After both players have performed each of their four actions, scoring begins. Both players reveal their secret cards and place it next to the corresponding Geisha on their side of the row. If one side has more item cards than the other, move the favor toke to that side. If the two sides are even, do not more the token. After moving Favor tokens, each player calculates the number of charm points they have won. The goal of Hanamikoji is to win the favor of four Geisha or collect at least 11 Charm points.
If a winning result has not yet taken place, all item cards are collected, Favor markers remain in their place, second player becomes the first player, and the next round begins, starting with phase one.
Hanamikoji is another game by EmporerS4 that pulled me in with gorgeous art and kept me around with intriguing play. Muted but varied colors fill the cards, drawn in a style that is part Edo period screen painting, part anime. While it’s hard to argue the price point, the game could certainly benefit from nicer tokens befitting the art, and the action tokens could really benefit from being clearer (they’re quite small).
The actions are the twist and hand management is the key. You’ll be forced to choose the lesser of two evils in many cases, and to keep close track of what Geisha’s favors you might be gaining at the expense of others. Do you want to give your opponent an advantage with a lesser points Geisha or bury cards so neither of you can get them. Additionally, since each action is different but can be completed in any order, you’ll constantly be guessing what your opponent has up their sleeve.
While it can have a short play time, two evenly matched opponents can draw this out with lots of back and forth and favor shifting. It’s not quite right as a filler while waiting for other folks to hit game night and the variable length of play time may not make it a good candidate for two players warming up for something else. Additionally, it can have a largish footprint for a short two player game so it doesn’t work well as a pocket game, despite its small box size.
Hanamikoji has a lot of fun strategic elements with a good amount of give and take. With some area control and hand management, EmperorS4 has made a game where balance is the key. However, the variable play time and low player count may make bringing Hanamikoji off the shelf highly situational.
Final Score: 3.5 Stars – Fantastic art and twisty actions form a beautiful and interesting strategy, but player count and wildly variable game time can make this not as great for every game situation.

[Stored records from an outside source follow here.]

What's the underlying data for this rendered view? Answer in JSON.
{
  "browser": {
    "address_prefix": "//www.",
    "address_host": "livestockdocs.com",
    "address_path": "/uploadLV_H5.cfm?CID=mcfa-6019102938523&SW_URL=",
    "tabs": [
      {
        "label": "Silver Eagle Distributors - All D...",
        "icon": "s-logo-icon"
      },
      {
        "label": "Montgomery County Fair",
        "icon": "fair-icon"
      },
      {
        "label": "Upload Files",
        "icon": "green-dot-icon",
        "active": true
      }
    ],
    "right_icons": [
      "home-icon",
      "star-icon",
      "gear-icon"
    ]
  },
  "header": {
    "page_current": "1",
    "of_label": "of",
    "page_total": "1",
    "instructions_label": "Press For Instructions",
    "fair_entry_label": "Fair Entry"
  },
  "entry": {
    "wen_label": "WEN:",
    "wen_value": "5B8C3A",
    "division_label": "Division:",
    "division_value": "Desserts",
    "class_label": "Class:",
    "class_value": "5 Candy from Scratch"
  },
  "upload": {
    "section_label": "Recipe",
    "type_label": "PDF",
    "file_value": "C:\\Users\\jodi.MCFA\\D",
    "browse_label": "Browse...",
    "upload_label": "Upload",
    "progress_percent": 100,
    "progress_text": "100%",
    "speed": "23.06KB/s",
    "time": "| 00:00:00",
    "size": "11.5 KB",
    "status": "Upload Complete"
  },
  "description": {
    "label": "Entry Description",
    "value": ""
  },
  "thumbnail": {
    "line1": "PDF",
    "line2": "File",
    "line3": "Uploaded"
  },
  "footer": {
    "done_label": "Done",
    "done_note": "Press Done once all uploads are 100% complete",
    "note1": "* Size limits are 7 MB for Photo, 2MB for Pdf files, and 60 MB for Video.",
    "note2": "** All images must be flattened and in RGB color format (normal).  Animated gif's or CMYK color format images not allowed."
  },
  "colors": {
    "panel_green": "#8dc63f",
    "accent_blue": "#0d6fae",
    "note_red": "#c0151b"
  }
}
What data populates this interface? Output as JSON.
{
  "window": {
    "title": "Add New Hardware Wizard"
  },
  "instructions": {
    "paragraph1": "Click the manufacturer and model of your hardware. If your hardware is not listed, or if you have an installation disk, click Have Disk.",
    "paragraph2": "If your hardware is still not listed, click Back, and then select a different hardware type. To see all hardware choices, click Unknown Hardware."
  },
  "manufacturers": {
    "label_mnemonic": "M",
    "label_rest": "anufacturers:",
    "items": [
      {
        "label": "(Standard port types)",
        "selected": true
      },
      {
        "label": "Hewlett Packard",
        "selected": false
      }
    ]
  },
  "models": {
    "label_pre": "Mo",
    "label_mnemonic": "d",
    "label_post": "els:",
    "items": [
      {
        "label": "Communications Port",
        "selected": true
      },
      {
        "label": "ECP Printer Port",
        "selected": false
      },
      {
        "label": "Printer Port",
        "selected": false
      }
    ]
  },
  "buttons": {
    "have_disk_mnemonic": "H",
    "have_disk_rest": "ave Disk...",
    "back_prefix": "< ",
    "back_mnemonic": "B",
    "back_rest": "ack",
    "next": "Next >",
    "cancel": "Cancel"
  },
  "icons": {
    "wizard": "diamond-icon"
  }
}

• Swingy game time can make this too long/short for some situations
• Small, muted tokens make actions somewhat difficult to see